The language sees similar incremental change - left bin endpoint inclusion and an 'align.by' argument added to aggregateSeries, for instance. The test for missing values (despite their best efforts, the sea slugs generated a lot of these) has moved from its library into the core. A couple of functions not previously in the Windows flavour brought in from the cold, LME strengthened and tidied up, some added sophistication in time series handling, and so on. All of this was valuable, but perhaps overshadowed by arrival of the second feature to be found only in Enterprise Edition: an implementation of the Eclipse IDE, customised for the S language and incorporated as the standalone 'S-Plus Workbench'.
Eclipse grew from IBM, which still dominates the consortium that licenses it, but is open source and so presented in different ways by different product suppliers. So far, Workbench offers development of tasks and projects, interaction with language engine and source control, monitoring of syntax, and editing of code. Insightful invites user feedback into a development cycle intended to grow the workbench beyond this into, eventually, a total S code environment. This will be interesting to watch. Will it echo, step by step, the release cycle of S-Plus? Will it be faster, with interim releases? Will it take on a life of its own, like my sea slugs following their tidal cycle, with separate update calendar? Will it, in time, become available as an addition to the Professional Developer version of S-Plus as well? While not applicable to this single study in the private life of seaside rocks, the long term importance of the S-Plus Workbench is obvious. Eclipse is taken seriously across the industry, and has caused potentially seismic rumbles by its de facto confrontation with Sun. Insightful will not have adopted it lightly, and clearly have strategic aims in mind when doing so.

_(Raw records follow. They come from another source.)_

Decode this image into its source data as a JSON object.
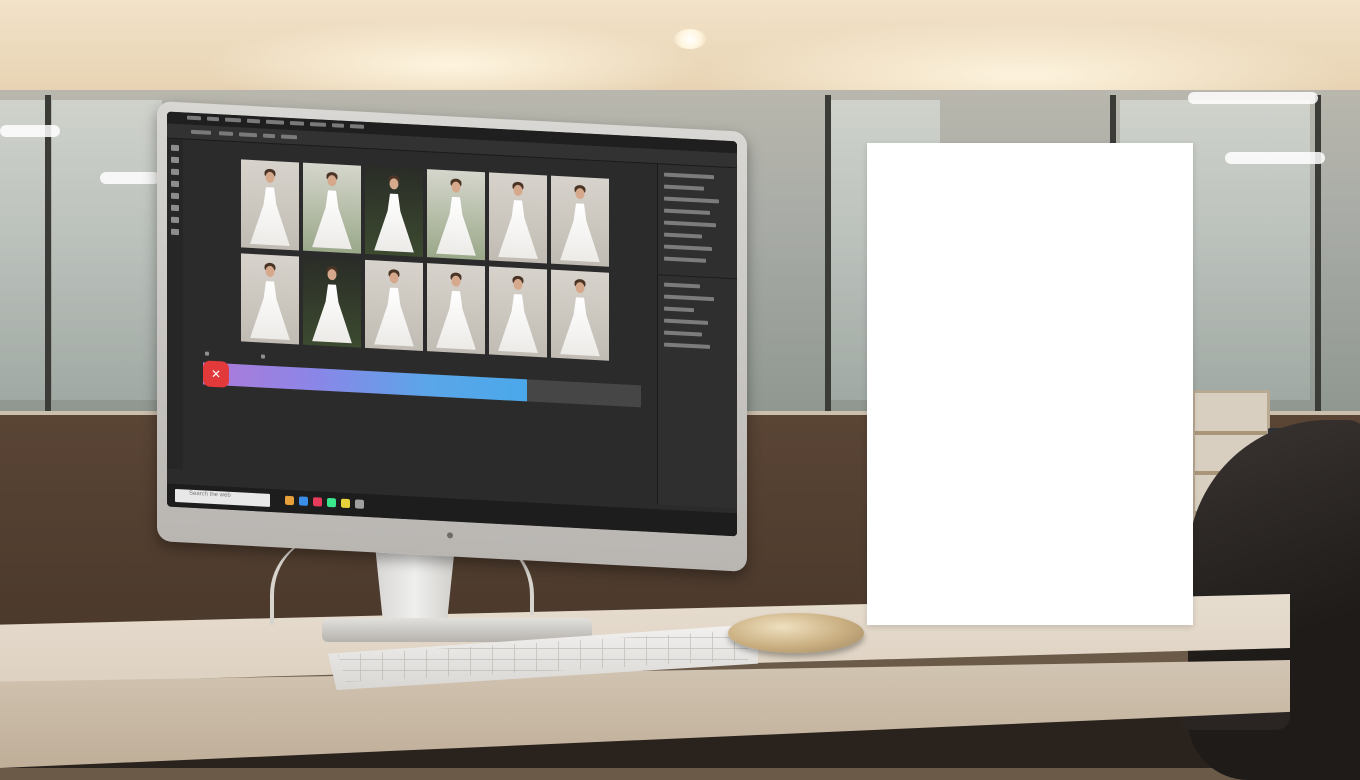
{
  "scene": {
    "description_tag": "office-desk-monitor",
    "poster_color": "#ffffff",
    "accent_colors": {
      "progress_start": "#b07ad8",
      "progress_end": "#4aa8ea",
      "app_badge": "#e23a3a"
    }
  },
  "monitor": {
    "app": {
      "gallery": {
        "thumbnails": [
          {
            "style": "light"
          },
          {
            "style": "green"
          },
          {
            "style": "dark"
          },
          {
            "style": "green"
          },
          {
            "style": "light"
          },
          {
            "style": "light"
          },
          {
            "style": "light"
          },
          {
            "style": "dark"
          },
          {
            "style": "light"
          },
          {
            "style": "light"
          },
          {
            "style": "light"
          },
          {
            "style": "light"
          }
        ]
      },
      "progress": {
        "value": 0.74
      },
      "taskbar": {
        "search_placeholder": "Search the web",
        "icons": [
          "#e8a13a",
          "#3a8de8",
          "#e83a5a",
          "#3ae88d",
          "#e8d43a",
          "#a0a0a0"
        ]
      }
    }
  }
}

The sea slugs, alas, have retired; S-Plus, on the other hand, has made a significant career move. While the Professional Developer variant is in line with normal upgrade expectations, the Enterprise Developer goes beyond that in ways which require careful consideration of potential futures.